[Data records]
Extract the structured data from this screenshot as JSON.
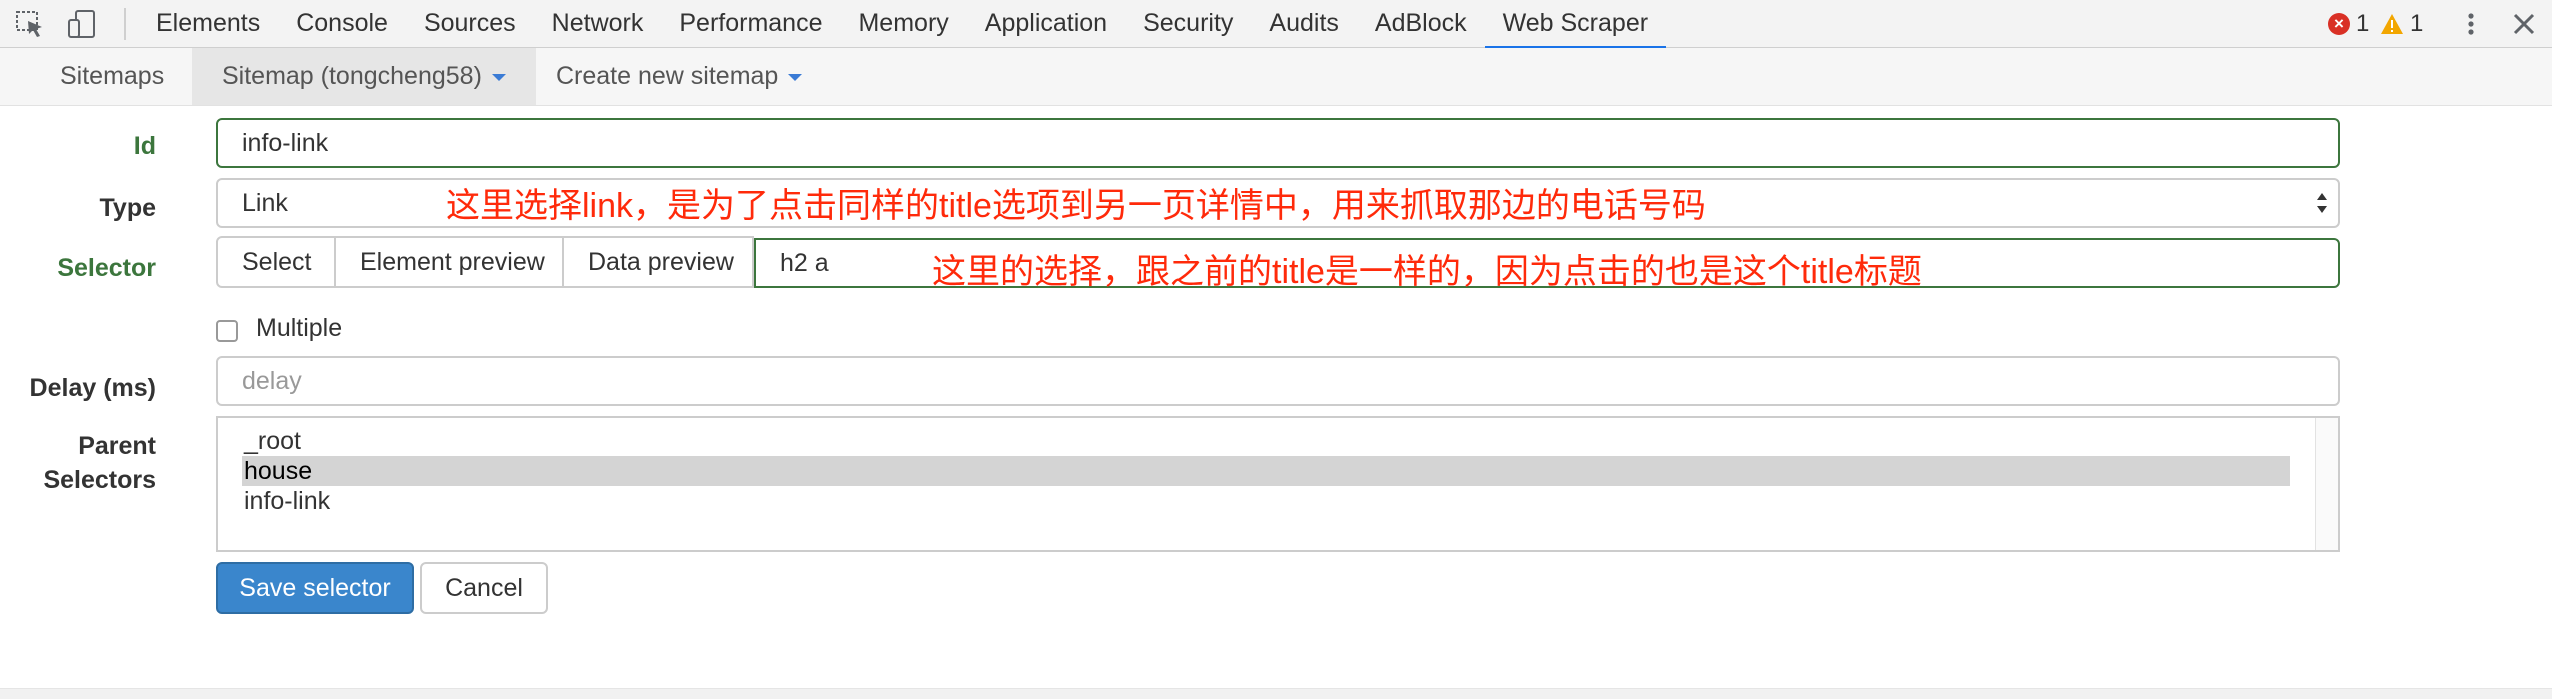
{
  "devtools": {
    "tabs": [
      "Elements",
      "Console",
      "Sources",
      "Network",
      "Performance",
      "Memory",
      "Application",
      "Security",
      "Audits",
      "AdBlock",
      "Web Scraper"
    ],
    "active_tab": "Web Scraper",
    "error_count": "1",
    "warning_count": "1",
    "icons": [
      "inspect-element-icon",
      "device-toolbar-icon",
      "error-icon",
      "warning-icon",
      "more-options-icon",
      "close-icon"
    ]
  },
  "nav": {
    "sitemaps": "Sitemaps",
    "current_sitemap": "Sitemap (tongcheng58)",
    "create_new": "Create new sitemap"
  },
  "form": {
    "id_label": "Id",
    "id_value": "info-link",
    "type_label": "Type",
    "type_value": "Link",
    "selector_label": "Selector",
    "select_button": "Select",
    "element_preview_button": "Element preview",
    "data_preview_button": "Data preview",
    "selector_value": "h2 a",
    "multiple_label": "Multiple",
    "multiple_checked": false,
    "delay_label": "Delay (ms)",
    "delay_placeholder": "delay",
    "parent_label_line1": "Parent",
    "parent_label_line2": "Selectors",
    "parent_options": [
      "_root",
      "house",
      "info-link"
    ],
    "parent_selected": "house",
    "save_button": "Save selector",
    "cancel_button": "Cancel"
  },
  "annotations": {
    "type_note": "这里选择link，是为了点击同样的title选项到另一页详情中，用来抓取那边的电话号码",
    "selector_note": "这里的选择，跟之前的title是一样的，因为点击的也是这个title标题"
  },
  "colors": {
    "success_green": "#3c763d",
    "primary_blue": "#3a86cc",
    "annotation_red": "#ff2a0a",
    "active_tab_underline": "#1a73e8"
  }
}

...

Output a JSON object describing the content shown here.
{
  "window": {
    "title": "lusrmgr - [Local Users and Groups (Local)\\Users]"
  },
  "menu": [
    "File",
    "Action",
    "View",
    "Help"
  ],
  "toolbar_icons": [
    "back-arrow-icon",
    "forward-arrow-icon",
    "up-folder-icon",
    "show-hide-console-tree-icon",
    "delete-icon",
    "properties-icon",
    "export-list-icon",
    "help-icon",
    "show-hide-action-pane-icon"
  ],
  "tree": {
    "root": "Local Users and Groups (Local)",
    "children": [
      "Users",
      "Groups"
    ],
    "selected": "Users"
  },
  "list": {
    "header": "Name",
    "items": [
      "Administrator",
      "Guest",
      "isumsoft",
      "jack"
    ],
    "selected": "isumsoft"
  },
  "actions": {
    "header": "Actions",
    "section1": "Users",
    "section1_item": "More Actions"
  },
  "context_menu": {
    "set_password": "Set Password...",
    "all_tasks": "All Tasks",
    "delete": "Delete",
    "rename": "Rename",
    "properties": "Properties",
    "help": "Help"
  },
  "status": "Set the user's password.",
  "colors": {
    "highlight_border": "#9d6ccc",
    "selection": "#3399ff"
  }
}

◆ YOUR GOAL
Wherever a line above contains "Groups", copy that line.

◆ RESULT OF THE EXERCISE
    "title": "lusrmgr - [Local Users and Groups (Local)\\Users]"
    "root": "Local Users and Groups (Local)",
      "Groups"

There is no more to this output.